Activity — Each record beneath this line is to be copied exactly.
BEGIN Supplied information
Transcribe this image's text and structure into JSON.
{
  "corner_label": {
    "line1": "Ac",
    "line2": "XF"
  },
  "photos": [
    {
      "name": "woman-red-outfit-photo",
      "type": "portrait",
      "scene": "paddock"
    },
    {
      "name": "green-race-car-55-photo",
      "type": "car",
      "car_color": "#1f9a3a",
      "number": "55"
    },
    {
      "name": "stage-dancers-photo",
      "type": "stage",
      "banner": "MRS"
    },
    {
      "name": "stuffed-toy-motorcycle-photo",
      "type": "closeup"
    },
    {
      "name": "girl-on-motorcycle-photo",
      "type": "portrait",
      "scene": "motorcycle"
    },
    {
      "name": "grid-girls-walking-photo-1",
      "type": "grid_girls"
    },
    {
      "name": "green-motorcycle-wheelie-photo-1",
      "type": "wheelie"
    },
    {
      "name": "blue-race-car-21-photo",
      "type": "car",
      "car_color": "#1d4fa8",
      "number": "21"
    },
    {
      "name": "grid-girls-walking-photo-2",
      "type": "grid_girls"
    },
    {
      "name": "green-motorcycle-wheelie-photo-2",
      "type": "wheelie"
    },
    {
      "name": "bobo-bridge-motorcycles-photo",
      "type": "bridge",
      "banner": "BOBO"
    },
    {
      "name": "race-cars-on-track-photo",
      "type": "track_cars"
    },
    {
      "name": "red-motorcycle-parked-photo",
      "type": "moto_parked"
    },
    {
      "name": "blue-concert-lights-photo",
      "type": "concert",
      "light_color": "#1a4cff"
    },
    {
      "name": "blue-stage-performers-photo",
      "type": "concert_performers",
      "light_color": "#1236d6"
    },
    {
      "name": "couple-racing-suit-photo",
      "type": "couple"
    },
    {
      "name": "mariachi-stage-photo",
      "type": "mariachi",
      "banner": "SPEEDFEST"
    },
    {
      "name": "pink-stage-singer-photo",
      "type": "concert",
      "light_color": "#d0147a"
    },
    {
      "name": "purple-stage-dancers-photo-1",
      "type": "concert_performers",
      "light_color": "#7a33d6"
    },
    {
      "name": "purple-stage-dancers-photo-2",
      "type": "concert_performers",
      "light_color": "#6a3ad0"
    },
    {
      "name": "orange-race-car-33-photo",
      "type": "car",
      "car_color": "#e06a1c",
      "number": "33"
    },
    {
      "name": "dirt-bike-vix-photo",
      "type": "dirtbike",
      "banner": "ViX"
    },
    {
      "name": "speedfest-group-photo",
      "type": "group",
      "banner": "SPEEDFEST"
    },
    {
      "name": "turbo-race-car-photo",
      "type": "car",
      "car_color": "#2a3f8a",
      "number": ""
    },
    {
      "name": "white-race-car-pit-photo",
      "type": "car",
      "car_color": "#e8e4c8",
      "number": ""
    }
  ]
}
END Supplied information
Solution to the exercise —
Transcribe this image's text and structure into JSON.
{
  "corner_label": {
    "line1": "Ac",
    "line2": "XF"
  },
  "photos": [
    {
      "name": "woman-red-outfit-photo",
      "type": "portrait",
      "scene": "paddock"
    },
    {
      "name": "green-race-car-55-photo",
      "type": "car",
      "car_color": "#1f9a3a",
      "number": "55"
    },
    {
      "name": "stage-dancers-photo",
      "type": "stage",
      "banner": "MRS"
    },
    {
      "name": "stuffed-toy-motorcycle-photo",
      "type": "closeup"
    },
    {
      "name": "girl-on-motorcycle-photo",
      "type": "portrait",
      "scene": "motorcycle"
    },
    {
      "name": "grid-girls-walking-photo-1",
      "type": "grid_girls"
    },
    {
      "name": "green-motorcycle-wheelie-photo-1",
      "type": "wheelie"
    },
    {
      "name": "blue-race-car-21-photo",
      "type": "car",
      "car_color": "#1d4fa8",
      "number": "21"
    },
    {
      "name": "grid-girls-walking-photo-2",
      "type": "grid_girls"
    },
    {
      "name": "green-motorcycle-wheelie-photo-2",
      "type": "wheelie"
    },
    {
      "name": "bobo-bridge-motorcycles-photo",
      "type": "bridge",
      "banner": "BOBO"
    },
    {
      "name": "race-cars-on-track-photo",
      "type": "track_cars"
    },
    {
      "name": "red-motorcycle-parked-photo",
      "type": "moto_parked"
    },
    {
      "name": "blue-concert-lights-photo",
      "type": "concert",
      "light_color": "#1a4cff"
    },
    {
      "name": "blue-stage-performers-photo",
      "type": "concert_performers",
      "light_color": "#1236d6"
    },
    {
      "name": "couple-racing-suit-photo",
      "type": "couple"
    },
    {
      "name": "mariachi-stage-photo",
      "type": "mariachi",
      "banner": "SPEEDFEST"
    },
    {
      "name": "pink-stage-singer-photo",
      "type": "concert",
      "light_color": "#d0147a"
    },
    {
      "name": "purple-stage-dancers-photo-1",
      "type": "concert_performers",
      "light_color": "#7a33d6"
    },
    {
      "name": "purple-stage-dancers-photo-2",
      "type": "concert_performers",
      "light_color": "#6a3ad0"
    },
    {
      "name": "orange-race-car-33-photo",
      "type": "car",
      "car_color": "#e06a1c",
      "number": "33"
    },
    {
      "name": "dirt-bike-vix-photo",
      "type": "dirtbike",
      "banner": "ViX"
    },
    {
      "name": "speedfest-group-photo",
      "type": "group",
      "banner": "SPEEDFEST"
    },
    {
      "name": "turbo-race-car-photo",
      "type": "car",
      "car_color": "#2a3f8a",
      "number": ""
    },
    {
      "name": "white-race-car-pit-photo",
      "type": "car",
      "car_color": "#e8e4c8",
      "number": ""
    }
  ]
}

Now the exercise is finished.